Salvador Dali created artwork that was highly influential. Leading the Surrealist movement, his collection is based on interesting and memorable concepts. Dali's artwork was not only prolific, but highly versatile. Some say he was a madman while others view him as nothing less than a genius.
Photo source: Deviant Art
He was a talented artist and an intriguing person — his upturned mustache, eccentric personality, and unique collection left a mark on the art world that will never be forgotten. He continues to be one of the most celebrated artists in history, offering the world boundless creativity.
Here is a brief look at the life of Salvador Dali, an artist ahead of his time.
The Life of Salvador Dali — A Brief Timeline
In 1904, Dali was born near Barcelona, Spain, where he was reportedly an intelligent child who produced advanced drawings at a young age. By the year 1921, he had convinced his father that he could make a living as an artist and moved to Madrid, Spain so that he could study painting.

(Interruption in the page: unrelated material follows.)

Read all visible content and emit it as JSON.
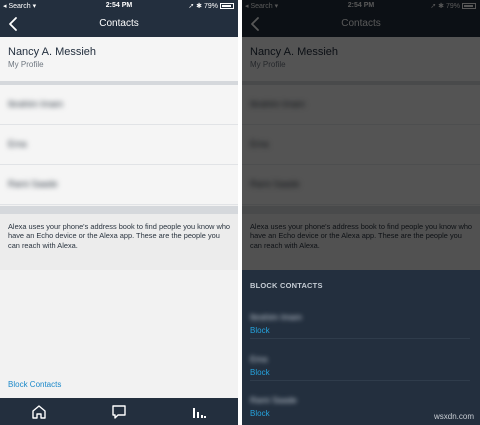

Although he was imprisoned for political activity and kicked out of art school in 1925, he continued to develop his own style. Dali was fascinated by a dreamlike world, taking inspiration from the Italian painter Giorgio da Chirico, as he focused on the Surrealist movement.
By the 1930s, he created what he called his Paranoiac-Critical method. By creating his own reality, he did not find it necessary to change the world around him. In this sense, he trained himself to look at one object, only to visualize another. After meeting Gala, his wife, she became his key influence.
Throughout the thirties, Dali morphed from a leader and a key figure in the Surrealist movement, to someone who other surrealists frowned upon. Once the Spanish Civil War began, Dali and Gala stayed in Paris, where he continued to develop his artistic style. Strongly influenced by Sigmund Freud, Dali took great interest in psychoanalysis.
Photo source: Wikipedia
The 1940s brought new opportunities, as Dali and his wife moved to New York. Fleeing to America during World War II allowed Dali to explore his creativity through film. Teaming up with both Alfred Hitchcock and Disney, the end of this decade marked a time where Dali moved into his classical period.
As Dali evolved and his interests towards religion, science, and space grew, so did his collection. He wanted to explore life from every possible angle and in the 1960s, he began to work on what is now the Teatro-Museo Dali — or the The Dali Theatre-Museum, which today, continues to sit close to his birthplace.
After his wife and love of his life died, he did not paint as much as he once did. He continued to generate ideas which were highly mathematical in nature. After being injured in a house fire, he became confined to a wheelchair. He moved to his museum where he died of heart failure at the age of 84.
Life After Death
For years, Dali was fascinated with immortality, or as he referred to it - the fourth dimension. Although he passed away in 1989, his memory continues to live on. His passion, creativity, and fearlessness have been praised by people around the globe and his works continue to be showcased anywhere from Tokyo to London. The Dali Museum is now a place that offers world-class exhibits and educational opportunities — honoring Salvador Dali's name and his timeless collection.